What to work on
Check each line of the material for the string "成長継続ケース", then give only how many lines have it.

-=-=-=-=-

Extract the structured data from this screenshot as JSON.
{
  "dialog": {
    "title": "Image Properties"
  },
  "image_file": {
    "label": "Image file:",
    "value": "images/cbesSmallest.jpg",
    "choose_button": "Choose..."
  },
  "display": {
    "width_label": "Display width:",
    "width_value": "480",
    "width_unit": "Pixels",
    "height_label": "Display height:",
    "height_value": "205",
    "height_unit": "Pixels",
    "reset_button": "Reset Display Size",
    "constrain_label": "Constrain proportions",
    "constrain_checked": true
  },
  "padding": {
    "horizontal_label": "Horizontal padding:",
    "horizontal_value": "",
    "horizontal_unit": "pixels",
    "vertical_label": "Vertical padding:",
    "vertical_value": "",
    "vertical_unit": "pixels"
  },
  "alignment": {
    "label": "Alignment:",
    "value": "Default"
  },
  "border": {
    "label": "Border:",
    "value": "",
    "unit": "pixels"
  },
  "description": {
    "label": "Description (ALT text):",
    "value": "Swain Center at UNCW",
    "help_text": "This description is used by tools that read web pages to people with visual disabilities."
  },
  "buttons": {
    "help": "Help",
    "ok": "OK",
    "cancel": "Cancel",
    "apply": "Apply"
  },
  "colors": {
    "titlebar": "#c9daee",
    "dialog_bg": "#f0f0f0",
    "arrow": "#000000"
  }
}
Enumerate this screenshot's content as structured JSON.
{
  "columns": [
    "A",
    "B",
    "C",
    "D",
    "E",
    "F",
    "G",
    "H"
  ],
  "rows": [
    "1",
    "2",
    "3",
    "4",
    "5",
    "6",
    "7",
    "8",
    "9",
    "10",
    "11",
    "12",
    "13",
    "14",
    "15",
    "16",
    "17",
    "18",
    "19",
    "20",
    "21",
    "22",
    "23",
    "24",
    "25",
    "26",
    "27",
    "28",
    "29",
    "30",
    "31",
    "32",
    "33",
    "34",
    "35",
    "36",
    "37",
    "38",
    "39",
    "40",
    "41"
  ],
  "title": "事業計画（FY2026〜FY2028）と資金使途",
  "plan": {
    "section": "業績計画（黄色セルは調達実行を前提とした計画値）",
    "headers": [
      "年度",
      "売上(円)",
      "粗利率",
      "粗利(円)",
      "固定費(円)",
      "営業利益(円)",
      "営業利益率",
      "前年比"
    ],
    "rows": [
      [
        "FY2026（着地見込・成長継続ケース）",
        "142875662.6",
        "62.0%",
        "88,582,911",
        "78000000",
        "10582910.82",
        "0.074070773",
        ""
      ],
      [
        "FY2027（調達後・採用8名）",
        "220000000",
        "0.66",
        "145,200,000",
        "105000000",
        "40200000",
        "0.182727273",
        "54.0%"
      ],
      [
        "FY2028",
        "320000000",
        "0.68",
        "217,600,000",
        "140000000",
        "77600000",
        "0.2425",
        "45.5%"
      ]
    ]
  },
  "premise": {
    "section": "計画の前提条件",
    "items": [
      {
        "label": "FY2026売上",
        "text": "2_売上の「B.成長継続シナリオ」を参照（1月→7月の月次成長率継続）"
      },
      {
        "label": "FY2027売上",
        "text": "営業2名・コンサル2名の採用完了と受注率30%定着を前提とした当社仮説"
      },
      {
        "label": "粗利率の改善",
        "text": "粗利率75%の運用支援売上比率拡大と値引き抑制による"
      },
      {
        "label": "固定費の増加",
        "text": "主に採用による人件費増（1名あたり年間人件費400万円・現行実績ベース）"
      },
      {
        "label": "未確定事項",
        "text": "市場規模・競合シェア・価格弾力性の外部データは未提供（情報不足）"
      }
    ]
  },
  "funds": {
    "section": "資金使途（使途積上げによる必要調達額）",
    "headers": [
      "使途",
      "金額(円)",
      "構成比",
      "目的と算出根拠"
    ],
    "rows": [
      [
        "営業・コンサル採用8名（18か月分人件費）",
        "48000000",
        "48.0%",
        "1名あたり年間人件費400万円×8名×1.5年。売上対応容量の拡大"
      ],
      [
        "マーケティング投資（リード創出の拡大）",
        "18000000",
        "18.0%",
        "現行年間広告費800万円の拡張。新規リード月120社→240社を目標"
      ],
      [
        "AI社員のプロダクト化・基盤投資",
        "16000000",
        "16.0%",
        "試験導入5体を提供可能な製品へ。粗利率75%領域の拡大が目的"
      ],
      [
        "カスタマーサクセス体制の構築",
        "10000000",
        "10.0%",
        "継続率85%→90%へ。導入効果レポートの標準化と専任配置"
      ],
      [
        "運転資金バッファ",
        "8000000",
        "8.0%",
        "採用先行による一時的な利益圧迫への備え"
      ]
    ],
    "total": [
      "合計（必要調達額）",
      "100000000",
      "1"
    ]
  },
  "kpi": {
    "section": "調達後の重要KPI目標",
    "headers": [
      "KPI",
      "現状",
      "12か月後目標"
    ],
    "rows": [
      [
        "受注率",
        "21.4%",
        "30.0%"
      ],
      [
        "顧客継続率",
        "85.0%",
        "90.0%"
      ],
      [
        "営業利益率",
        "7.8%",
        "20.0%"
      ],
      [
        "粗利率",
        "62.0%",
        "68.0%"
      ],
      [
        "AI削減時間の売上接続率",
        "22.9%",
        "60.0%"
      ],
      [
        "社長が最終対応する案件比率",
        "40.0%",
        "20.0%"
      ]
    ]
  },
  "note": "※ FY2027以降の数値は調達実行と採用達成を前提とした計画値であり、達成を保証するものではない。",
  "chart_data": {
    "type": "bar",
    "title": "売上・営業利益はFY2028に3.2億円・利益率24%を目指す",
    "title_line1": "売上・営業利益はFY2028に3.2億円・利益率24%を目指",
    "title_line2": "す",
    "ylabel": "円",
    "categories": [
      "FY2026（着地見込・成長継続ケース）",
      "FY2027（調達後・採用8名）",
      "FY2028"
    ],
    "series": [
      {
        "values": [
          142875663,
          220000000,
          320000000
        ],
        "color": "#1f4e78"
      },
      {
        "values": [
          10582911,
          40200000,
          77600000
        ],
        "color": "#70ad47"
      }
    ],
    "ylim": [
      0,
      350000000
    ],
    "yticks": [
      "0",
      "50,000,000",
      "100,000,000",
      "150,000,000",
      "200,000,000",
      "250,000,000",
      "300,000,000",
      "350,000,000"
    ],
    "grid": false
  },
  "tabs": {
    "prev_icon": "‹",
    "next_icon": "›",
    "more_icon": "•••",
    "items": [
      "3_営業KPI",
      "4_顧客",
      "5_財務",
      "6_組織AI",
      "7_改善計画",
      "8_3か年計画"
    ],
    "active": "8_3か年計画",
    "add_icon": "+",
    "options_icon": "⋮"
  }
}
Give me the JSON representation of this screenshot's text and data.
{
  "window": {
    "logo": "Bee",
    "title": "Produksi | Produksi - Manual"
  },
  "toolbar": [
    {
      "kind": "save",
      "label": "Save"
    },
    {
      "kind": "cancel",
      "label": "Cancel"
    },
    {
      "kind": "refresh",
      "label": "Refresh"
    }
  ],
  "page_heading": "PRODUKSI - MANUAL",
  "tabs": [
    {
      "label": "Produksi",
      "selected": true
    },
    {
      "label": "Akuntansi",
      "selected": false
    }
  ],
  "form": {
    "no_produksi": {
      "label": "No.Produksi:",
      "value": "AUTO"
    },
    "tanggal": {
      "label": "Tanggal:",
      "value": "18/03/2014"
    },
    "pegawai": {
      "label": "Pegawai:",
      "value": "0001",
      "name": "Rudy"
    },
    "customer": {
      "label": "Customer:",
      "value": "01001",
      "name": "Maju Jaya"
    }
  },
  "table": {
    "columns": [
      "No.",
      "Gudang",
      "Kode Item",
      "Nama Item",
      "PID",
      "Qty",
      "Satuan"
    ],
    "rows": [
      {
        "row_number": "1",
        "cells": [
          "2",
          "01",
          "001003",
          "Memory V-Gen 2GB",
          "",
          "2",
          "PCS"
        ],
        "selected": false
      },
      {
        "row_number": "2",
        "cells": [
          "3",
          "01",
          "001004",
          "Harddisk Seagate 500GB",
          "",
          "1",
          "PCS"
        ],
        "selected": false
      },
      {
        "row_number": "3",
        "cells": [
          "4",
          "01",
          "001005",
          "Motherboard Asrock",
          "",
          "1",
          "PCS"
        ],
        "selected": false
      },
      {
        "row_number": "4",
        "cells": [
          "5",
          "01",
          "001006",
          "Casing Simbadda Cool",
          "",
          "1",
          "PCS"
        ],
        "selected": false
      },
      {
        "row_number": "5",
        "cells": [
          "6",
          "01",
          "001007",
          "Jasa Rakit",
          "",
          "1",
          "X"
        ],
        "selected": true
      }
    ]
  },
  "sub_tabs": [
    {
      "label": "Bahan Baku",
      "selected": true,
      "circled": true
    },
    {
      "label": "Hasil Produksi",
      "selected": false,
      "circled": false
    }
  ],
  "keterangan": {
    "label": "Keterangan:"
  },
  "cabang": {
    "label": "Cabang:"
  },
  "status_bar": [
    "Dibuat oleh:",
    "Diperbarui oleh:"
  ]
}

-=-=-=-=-

Answer space
2